#### What you are asked to do:
Exact retyping of the data: please keep every word and drop each picture.

#### Page and application data records:
********

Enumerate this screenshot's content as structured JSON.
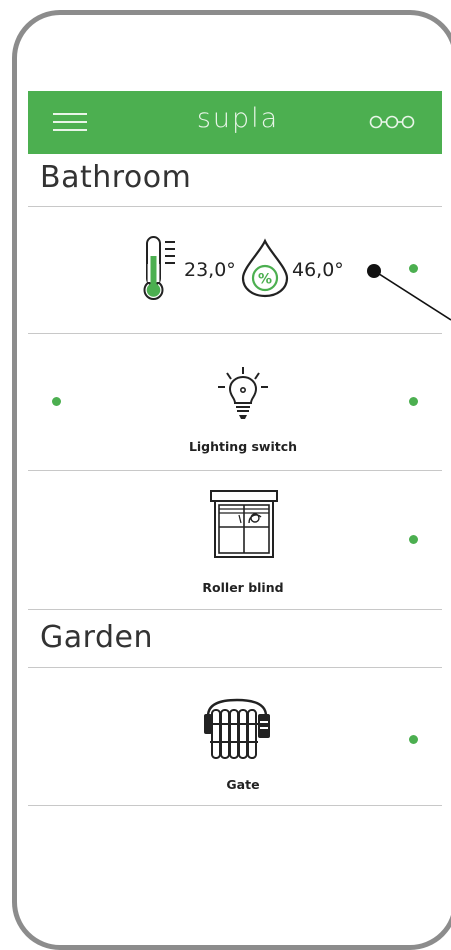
{
  "header": {
    "logo_text": "supla",
    "accent_color": "#4caf50",
    "menu_icon": "hamburger-menu-icon",
    "settings_icon": "triple-circle-icon"
  },
  "locations": [
    {
      "name": "Bathroom",
      "channels": [
        {
          "type": "thermometer-hygrometer",
          "temperature": "23,0°",
          "humidity": "46,0°",
          "icons": [
            "thermometer-icon",
            "humidity-drop-icon"
          ],
          "status": "online"
        },
        {
          "type": "light-switch",
          "label": "Lighting switch",
          "icon": "light-bulb-icon",
          "status": "online"
        },
        {
          "type": "roller-shutter",
          "label": "Roller blind",
          "icon": "roller-blind-icon",
          "status": "online"
        }
      ]
    },
    {
      "name": "Garden",
      "channels": [
        {
          "type": "gate",
          "label": "Gate",
          "icon": "gate-icon",
          "status": "online"
        }
      ]
    }
  ]
}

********

#### Response below:
Enumerate this screenshot's content as structured JSON.
{
  "header": {
    "logo_text": "supla",
    "accent_color": "#4caf50",
    "menu_icon": "hamburger-menu-icon",
    "settings_icon": "triple-circle-icon"
  },
  "locations": [
    {
      "name": "Bathroom",
      "channels": [
        {
          "type": "thermometer-hygrometer",
          "temperature": "23,0°",
          "humidity": "46,0°",
          "icons": [
            "thermometer-icon",
            "humidity-drop-icon"
          ],
          "status": "online"
        },
        {
          "type": "light-switch",
          "label": "Lighting switch",
          "icon": "light-bulb-icon",
          "status": "online"
        },
        {
          "type": "roller-shutter",
          "label": "Roller blind",
          "icon": "roller-blind-icon",
          "status": "online"
        }
      ]
    },
    {
      "name": "Garden",
      "channels": [
        {
          "type": "gate",
          "label": "Gate",
          "icon": "gate-icon",
          "status": "online"
        }
      ]
    }
  ]
}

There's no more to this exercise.